Our France des Acadiens tour took us to a beautiful seaside town called St Aubin sur mer where we were warmly received by residents who had survived the war and many who still had vivid memories of it. We were told that 90% of the houses along the beach were destroyed by bombardment. It was hard to believe when you looked at the buildings which have been reconstructed in the old style.

St Aubin sur mer has a particular connection with Acadians…particularly New Brunswick Acadians because it was the North Shore Regiment who liberated them from the Germans on June 6, 1944.

In preparation for our visit, we saw a movie to compliment the information we had already received prior to leaving Canada. I was interested to see who the 20 something North Shore Regiment men were and what had brought them here.

It was a familiar story in some ways. To say that their lives had been hard before the war would be one way to cover the facts. Education was minimal. Only hard physical work was available, if at all.

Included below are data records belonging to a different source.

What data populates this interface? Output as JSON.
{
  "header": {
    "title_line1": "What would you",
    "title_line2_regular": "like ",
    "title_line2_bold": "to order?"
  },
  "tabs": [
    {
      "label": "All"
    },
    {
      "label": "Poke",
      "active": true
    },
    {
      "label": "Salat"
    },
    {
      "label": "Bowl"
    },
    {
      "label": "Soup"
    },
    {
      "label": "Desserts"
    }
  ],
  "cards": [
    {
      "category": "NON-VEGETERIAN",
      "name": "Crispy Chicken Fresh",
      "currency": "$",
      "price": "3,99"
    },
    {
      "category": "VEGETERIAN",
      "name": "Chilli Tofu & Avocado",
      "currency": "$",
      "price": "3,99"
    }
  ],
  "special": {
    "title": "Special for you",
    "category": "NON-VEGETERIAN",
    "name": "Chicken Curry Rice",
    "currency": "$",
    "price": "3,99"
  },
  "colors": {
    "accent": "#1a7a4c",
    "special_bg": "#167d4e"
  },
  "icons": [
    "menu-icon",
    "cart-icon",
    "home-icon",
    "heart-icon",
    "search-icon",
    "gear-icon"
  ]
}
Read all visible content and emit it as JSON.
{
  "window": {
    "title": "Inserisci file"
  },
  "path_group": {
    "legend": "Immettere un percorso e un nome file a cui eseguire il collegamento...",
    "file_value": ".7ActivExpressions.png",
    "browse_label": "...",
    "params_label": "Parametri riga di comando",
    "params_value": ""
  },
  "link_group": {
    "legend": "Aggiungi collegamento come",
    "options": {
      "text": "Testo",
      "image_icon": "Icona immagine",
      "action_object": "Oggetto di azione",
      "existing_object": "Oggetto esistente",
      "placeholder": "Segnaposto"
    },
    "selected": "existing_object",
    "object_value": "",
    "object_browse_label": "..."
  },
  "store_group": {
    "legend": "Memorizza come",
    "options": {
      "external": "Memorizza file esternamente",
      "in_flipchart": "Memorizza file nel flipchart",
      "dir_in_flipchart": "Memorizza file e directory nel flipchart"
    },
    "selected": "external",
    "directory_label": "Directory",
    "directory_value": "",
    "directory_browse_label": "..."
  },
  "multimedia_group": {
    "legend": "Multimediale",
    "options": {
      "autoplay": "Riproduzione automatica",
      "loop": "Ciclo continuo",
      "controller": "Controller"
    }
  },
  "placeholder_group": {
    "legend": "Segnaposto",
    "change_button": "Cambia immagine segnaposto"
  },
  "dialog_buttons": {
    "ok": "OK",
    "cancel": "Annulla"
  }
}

Young Acadian men, hungry and wearing homespun clothes couldn’t help but admire the soldiers in their smart uniforms. So they volunteered even though they could not speak English and orders were only given in English.

Training took place in NB, then they were off to England to wait and train. Finally on June 6th, they were deployed. One of the men in the film spoke of the complete silence that reigned in the debarkation ship, each man thinking of their families and wondering if he would survive the day. Ordinary people doing extraordinary things. The title of this post is a quote from one of the veterans.

Over the years, I have heard some Acadians and Cajuns speak of the advantages they had during the Second World War because they could speak English and French. Here’s the St Aubin version. When the North Shore Regiment men reached the town of St Aubin sur mer, they were able to communicate with the terrified residents who could not speak English to the liberating forces. What an unexpected gift!

The bonds have held. Our group of Acadians and Cajuns were treated like visiting stars by residents who entertained us with traditional songs and were genuinely happy to see us, talk to us and tell us their stories.

The war is not abstract any more. breche-explained